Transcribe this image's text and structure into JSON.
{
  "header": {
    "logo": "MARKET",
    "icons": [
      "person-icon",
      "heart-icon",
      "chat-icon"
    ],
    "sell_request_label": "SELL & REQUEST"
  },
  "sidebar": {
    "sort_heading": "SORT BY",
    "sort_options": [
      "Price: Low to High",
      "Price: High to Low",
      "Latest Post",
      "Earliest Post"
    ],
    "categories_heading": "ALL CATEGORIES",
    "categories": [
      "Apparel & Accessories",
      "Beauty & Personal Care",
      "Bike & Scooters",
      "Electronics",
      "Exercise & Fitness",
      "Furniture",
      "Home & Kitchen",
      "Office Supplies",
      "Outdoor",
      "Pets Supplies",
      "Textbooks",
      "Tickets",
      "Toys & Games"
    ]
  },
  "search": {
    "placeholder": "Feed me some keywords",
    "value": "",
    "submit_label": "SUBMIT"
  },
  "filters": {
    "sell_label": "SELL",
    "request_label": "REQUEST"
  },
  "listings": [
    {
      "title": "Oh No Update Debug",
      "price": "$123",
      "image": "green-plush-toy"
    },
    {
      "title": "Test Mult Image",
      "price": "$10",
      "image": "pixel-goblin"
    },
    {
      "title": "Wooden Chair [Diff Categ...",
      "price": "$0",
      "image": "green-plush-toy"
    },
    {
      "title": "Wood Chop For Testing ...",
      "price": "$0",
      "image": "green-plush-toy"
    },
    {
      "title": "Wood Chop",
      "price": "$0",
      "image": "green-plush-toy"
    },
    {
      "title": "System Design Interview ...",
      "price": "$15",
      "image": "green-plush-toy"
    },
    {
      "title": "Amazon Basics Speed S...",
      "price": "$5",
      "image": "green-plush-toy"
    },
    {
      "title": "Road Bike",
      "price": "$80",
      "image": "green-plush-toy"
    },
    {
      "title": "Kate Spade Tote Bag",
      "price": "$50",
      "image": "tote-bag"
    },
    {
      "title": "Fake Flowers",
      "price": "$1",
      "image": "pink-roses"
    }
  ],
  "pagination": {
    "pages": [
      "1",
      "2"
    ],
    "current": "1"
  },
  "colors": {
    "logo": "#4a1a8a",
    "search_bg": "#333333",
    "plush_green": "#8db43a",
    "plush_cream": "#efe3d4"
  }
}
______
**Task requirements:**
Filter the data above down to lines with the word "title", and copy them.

**Expected answer:**
      "title": "Oh No Update Debug",
      "title": "Test Mult Image",
      "title": "Wooden Chair [Diff Categ...",
      "title": "Wood Chop For Testing ...",
      "title": "Wood Chop",
      "title": "System Design Interview ...",
      "title": "Amazon Basics Speed S...",
      "title": "Road Bike",
      "title": "Kate Spade Tote Bag",
      "title": "Fake Flowers",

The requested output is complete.